↓
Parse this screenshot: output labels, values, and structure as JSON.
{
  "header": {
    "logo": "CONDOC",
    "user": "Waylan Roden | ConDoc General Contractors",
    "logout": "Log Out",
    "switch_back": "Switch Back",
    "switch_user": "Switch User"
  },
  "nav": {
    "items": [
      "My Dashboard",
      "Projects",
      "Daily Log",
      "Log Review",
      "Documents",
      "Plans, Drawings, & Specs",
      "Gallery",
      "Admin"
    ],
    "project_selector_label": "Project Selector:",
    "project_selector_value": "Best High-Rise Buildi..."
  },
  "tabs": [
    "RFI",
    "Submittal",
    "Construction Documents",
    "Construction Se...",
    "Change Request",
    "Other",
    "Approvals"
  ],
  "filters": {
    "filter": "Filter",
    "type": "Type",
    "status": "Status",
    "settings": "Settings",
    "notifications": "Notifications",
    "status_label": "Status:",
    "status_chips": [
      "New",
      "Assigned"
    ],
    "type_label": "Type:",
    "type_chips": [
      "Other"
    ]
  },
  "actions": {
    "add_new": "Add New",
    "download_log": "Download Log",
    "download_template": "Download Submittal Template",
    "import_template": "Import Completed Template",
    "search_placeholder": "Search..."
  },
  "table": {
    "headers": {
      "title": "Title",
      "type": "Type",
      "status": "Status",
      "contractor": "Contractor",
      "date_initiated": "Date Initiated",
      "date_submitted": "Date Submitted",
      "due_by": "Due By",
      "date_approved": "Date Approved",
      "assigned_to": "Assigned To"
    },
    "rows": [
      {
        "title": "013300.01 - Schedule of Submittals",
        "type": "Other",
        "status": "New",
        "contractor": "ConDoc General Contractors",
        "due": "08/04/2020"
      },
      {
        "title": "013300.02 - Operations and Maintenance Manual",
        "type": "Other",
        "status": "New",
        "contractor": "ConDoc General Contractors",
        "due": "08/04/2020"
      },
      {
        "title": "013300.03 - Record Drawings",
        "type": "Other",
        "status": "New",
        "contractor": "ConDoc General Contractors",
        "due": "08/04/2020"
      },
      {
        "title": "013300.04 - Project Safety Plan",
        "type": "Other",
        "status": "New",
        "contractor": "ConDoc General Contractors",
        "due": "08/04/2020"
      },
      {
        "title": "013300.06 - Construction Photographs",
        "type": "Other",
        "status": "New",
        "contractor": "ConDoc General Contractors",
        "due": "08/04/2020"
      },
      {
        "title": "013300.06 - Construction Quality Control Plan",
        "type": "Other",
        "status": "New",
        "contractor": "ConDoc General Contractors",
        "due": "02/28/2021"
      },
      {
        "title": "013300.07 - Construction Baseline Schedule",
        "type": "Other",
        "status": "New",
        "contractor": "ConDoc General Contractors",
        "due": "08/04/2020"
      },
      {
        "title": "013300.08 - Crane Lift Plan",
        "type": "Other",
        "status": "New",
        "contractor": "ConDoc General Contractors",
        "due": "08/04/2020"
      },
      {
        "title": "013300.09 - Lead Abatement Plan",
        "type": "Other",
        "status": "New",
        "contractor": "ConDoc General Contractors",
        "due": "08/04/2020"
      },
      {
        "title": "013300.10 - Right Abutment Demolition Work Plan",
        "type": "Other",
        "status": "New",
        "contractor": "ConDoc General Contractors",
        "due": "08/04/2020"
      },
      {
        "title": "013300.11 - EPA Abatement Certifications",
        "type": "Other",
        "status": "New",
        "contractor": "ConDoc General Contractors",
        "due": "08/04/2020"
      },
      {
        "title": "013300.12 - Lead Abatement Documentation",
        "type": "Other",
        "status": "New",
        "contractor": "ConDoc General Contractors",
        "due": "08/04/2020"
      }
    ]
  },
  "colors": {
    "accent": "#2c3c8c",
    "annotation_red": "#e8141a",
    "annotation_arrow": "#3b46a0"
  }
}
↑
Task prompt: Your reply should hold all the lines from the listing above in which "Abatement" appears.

Answer to this task:
        "title": "013300.09 - Lead Abatement Plan",
        "title": "013300.11 - EPA Abatement Certifications",
        "title": "013300.12 - Lead Abatement Documentation",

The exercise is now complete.